2-8, 6.10

3-4, 4.11


well, after reading joe strauss's article about the reyes demotion, i'm quite discouraged. this is still all about the two-seamer:
"In order to minimize damage when a situation develops, the best chance you've got is to get a ground ball," Duncan said. "Anthony's ratio of ground balls is not good. What's his alternative? Trying to strike somebody out. As soon as you start trying to strike somebody out, you typically end up losing control of counts and walking guys. Bad things happen. He really needs to develop more confidence in a pitch that he can get a ground ball with."

Duncan cited Reyes' reluctance to embrace a sinking, two-seam fastball and described his curveball as inadequate.

two things trouble me about that statement. first of all, the best chance to minimize damage is not a ground ball; it's a strikeout. a strikeout is always the best way to minimize damage, because a strikeout can't dribble through a hole or take a bad hop or get booted or lead to an errant throw. a groundball is only converted into an out 75 percent of the time --- that's a fact, not a wild-ass guess --- and it only becomes a double play (assuming men are on base) 30 or 40 percent of the time. a strikeout is an out 99.999 percent of the time; you can only go wrong if the catcher drops the 3d strike. dave duncan is a very smart man and one of the best pitching coaches in baseball, but he's wrong on this point.

the other thing that bothers me about that statement is the same thing that has bothered me about their handling of reyes from the very beginning: reyes is not a groundball pitcher. never has been. he's a strikeout/flyball pitcher. getting a groundball with men on base might be the best way to minimize damage in the abstract, but it's not the best way for this player. his strengths lie elsewhere. the same was true of woody williams, you might recall; he gave up more flyballs than grounders throughout his career in st louis, and has pitched that way throughout his career. woody had a lot of success here and has stayed in the major leagues for a long time; i don't recall the cardinals ever trying to change him into a sinkerball pitcher.

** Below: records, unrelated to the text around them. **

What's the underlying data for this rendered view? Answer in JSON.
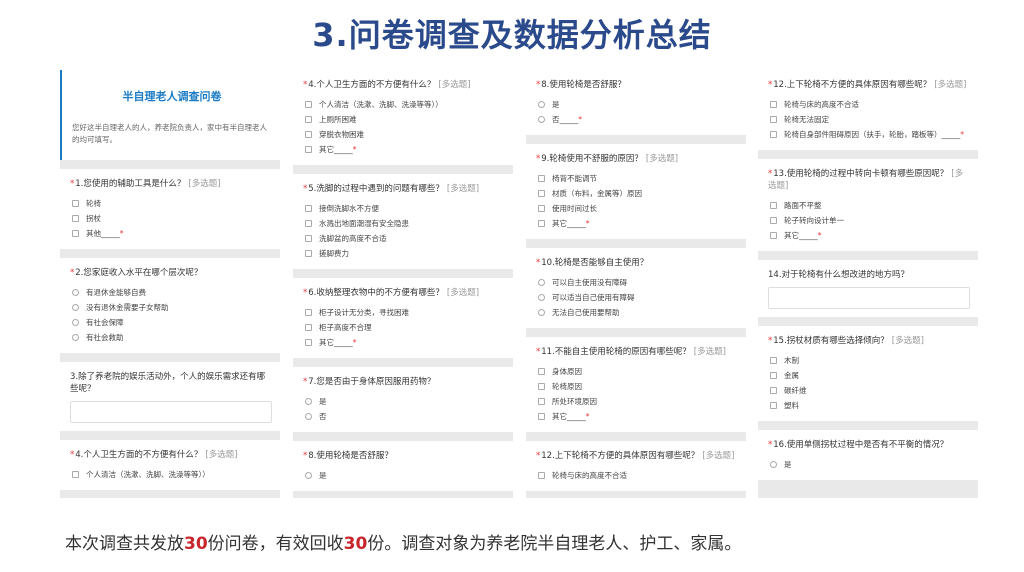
{
  "title": "3.问卷调查及数据分析总结",
  "survey": {
    "title": "半自理老人调查问卷",
    "desc": "您好这半自理老人的人，养老院负责人，家中有半自理老人的均可填写。"
  },
  "columns": [
    [
      {
        "q": "1.您使用的辅助工具是什么？",
        "tag": "[多选题]",
        "req": true,
        "type": "check",
        "opts": [
          {
            "t": "轮椅"
          },
          {
            "t": "拐杖"
          },
          {
            "t": "其他_____",
            "star": true
          }
        ]
      },
      {
        "q": "2.您家庭收入水平在哪个层次呢？",
        "tag": "",
        "req": true,
        "type": "radio",
        "opts": [
          {
            "t": "有退休金能够自费"
          },
          {
            "t": "没有退休金需要子女帮助"
          },
          {
            "t": "有社会保障"
          },
          {
            "t": "有社会救助"
          }
        ]
      },
      {
        "q": "3.除了养老院的娱乐活动外，个人的娱乐需求还有哪些呢？",
        "tag": "",
        "req": false,
        "type": "text",
        "opts": []
      },
      {
        "q": "4.个人卫生方面的不方便有什么？",
        "tag": "[多选题]",
        "req": true,
        "type": "check",
        "opts": [
          {
            "t": "个人清洁（洗漱、洗脚、洗澡等等））"
          }
        ]
      }
    ],
    [
      {
        "q": "4.个人卫生方面的不方便有什么？",
        "tag": "[多选题]",
        "req": true,
        "type": "check",
        "opts": [
          {
            "t": "个人清洁（洗漱、洗脚、洗澡等等））"
          },
          {
            "t": "上厕所困难"
          },
          {
            "t": "穿脱衣物困难"
          },
          {
            "t": "其它_____",
            "star": true
          }
        ]
      },
      {
        "q": "5.洗脚的过程中遇到的问题有哪些？",
        "tag": "[多选题]",
        "req": true,
        "type": "check",
        "opts": [
          {
            "t": "接倒洗脚水不方便"
          },
          {
            "t": "水溅出地面潮湿有安全隐患"
          },
          {
            "t": "洗脚盆的高度不合适"
          },
          {
            "t": "搓脚费力"
          }
        ]
      },
      {
        "q": "6.收纳整理衣物中的不方便有哪些？",
        "tag": "[多选题]",
        "req": true,
        "type": "check",
        "opts": [
          {
            "t": "柜子设计无分类，寻找困难"
          },
          {
            "t": "柜子高度不合理"
          },
          {
            "t": "其它_____",
            "star": true
          }
        ]
      },
      {
        "q": "7.您是否由于身体原因服用药物？",
        "tag": "",
        "req": true,
        "type": "radio",
        "opts": [
          {
            "t": "是"
          },
          {
            "t": "否"
          }
        ]
      },
      {
        "q": "8.使用轮椅是否舒服？",
        "tag": "",
        "req": true,
        "type": "radio",
        "opts": [
          {
            "t": "是"
          }
        ]
      }
    ],
    [
      {
        "q": "8.使用轮椅是否舒服？",
        "tag": "",
        "req": true,
        "type": "radio",
        "opts": [
          {
            "t": "是"
          },
          {
            "t": "否_____",
            "star": true
          }
        ]
      },
      {
        "q": "9.轮椅使用不舒服的原因？",
        "tag": "[多选题]",
        "req": true,
        "type": "check",
        "opts": [
          {
            "t": "椅背不能调节"
          },
          {
            "t": "材质（布料，金属等）原因"
          },
          {
            "t": "使用时间过长"
          },
          {
            "t": "其它_____",
            "star": true
          }
        ]
      },
      {
        "q": "10.轮椅是否能够自主使用？",
        "tag": "",
        "req": true,
        "type": "radio",
        "opts": [
          {
            "t": "可以自主使用没有障碍"
          },
          {
            "t": "可以适当自己使用有障碍"
          },
          {
            "t": "无法自己使用要帮助"
          }
        ]
      },
      {
        "q": "11.不能自主使用轮椅的原因有哪些呢？",
        "tag": "[多选题]",
        "req": true,
        "type": "check",
        "opts": [
          {
            "t": "身体原因"
          },
          {
            "t": "轮椅原因"
          },
          {
            "t": "所处环境原因"
          },
          {
            "t": "其它_____",
            "star": true
          }
        ]
      },
      {
        "q": "12.上下轮椅不方便的具体原因有哪些呢？",
        "tag": "[多选题]",
        "req": true,
        "type": "check",
        "opts": [
          {
            "t": "轮椅与床的高度不合适"
          }
        ]
      }
    ],
    [
      {
        "q": "12.上下轮椅不方便的具体原因有哪些呢？",
        "tag": "[多选题]",
        "req": true,
        "type": "check",
        "opts": [
          {
            "t": "轮椅与床的高度不合适"
          },
          {
            "t": "轮椅无法固定"
          },
          {
            "t": "轮椅自身部件阻碍原因（扶手，轮胎，踏板等）_____",
            "star": true
          }
        ]
      },
      {
        "q": "13.使用轮椅的过程中转向卡顿有哪些原因呢？",
        "tag": "[多选题]",
        "req": true,
        "type": "check",
        "opts": [
          {
            "t": "路面不平整"
          },
          {
            "t": "轮子转向设计单一"
          },
          {
            "t": "其它_____",
            "star": true
          }
        ]
      },
      {
        "q": "14.对于轮椅有什么想改进的地方吗？",
        "tag": "",
        "req": false,
        "type": "text",
        "opts": []
      },
      {
        "q": "15.拐杖材质有哪些选择倾向？",
        "tag": "[多选题]",
        "req": true,
        "type": "check",
        "opts": [
          {
            "t": "木制"
          },
          {
            "t": "金属"
          },
          {
            "t": "碳纤维"
          },
          {
            "t": "塑料"
          }
        ]
      },
      {
        "q": "16.使用单侧拐杖过程中是否有不平衡的情况？",
        "tag": "",
        "req": true,
        "type": "radio",
        "opts": [
          {
            "t": "是"
          }
        ]
      }
    ]
  ],
  "bottom": {
    "pre": "本次调查共发放",
    "n1": "30",
    "mid": "份问卷，有效回收",
    "n2": "30",
    "post": "份。调查对象为养老院半自理老人、护工、家属。"
  }
}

i had hoped that reyes was being sent to memphis to regain command of his 4-seamer --- throw 60 of them a game and hone his control, while sharpening his command of the changeup that plays so well off the high fastball. kinda doesn't look like that's the game plan, however. at this point, he --- and the organization --- are probably best served by a parting of company.

as for yesterday's result --- more discouragement. this team simply can't afford to lose home series to last-place teams. they went 4-2 on the homestand, which is ok, but this team has to be greedy --- after sweeping the pirates, they were in a position to go 6-0 or 5-1. their failure to capitalize on the opportunity they gave themselves --- well, it remains to be proven that this team is capable of seizing opportunities. the brewers are in a 4-12 tumble, while the astros have gone 5-11 over that span and the cubs have gone only 6-10 --- but the cardinals have gone just 7-9 over that span and remain, at best, on the fringes of the race.

and now they have three relief pitchers in the rotation.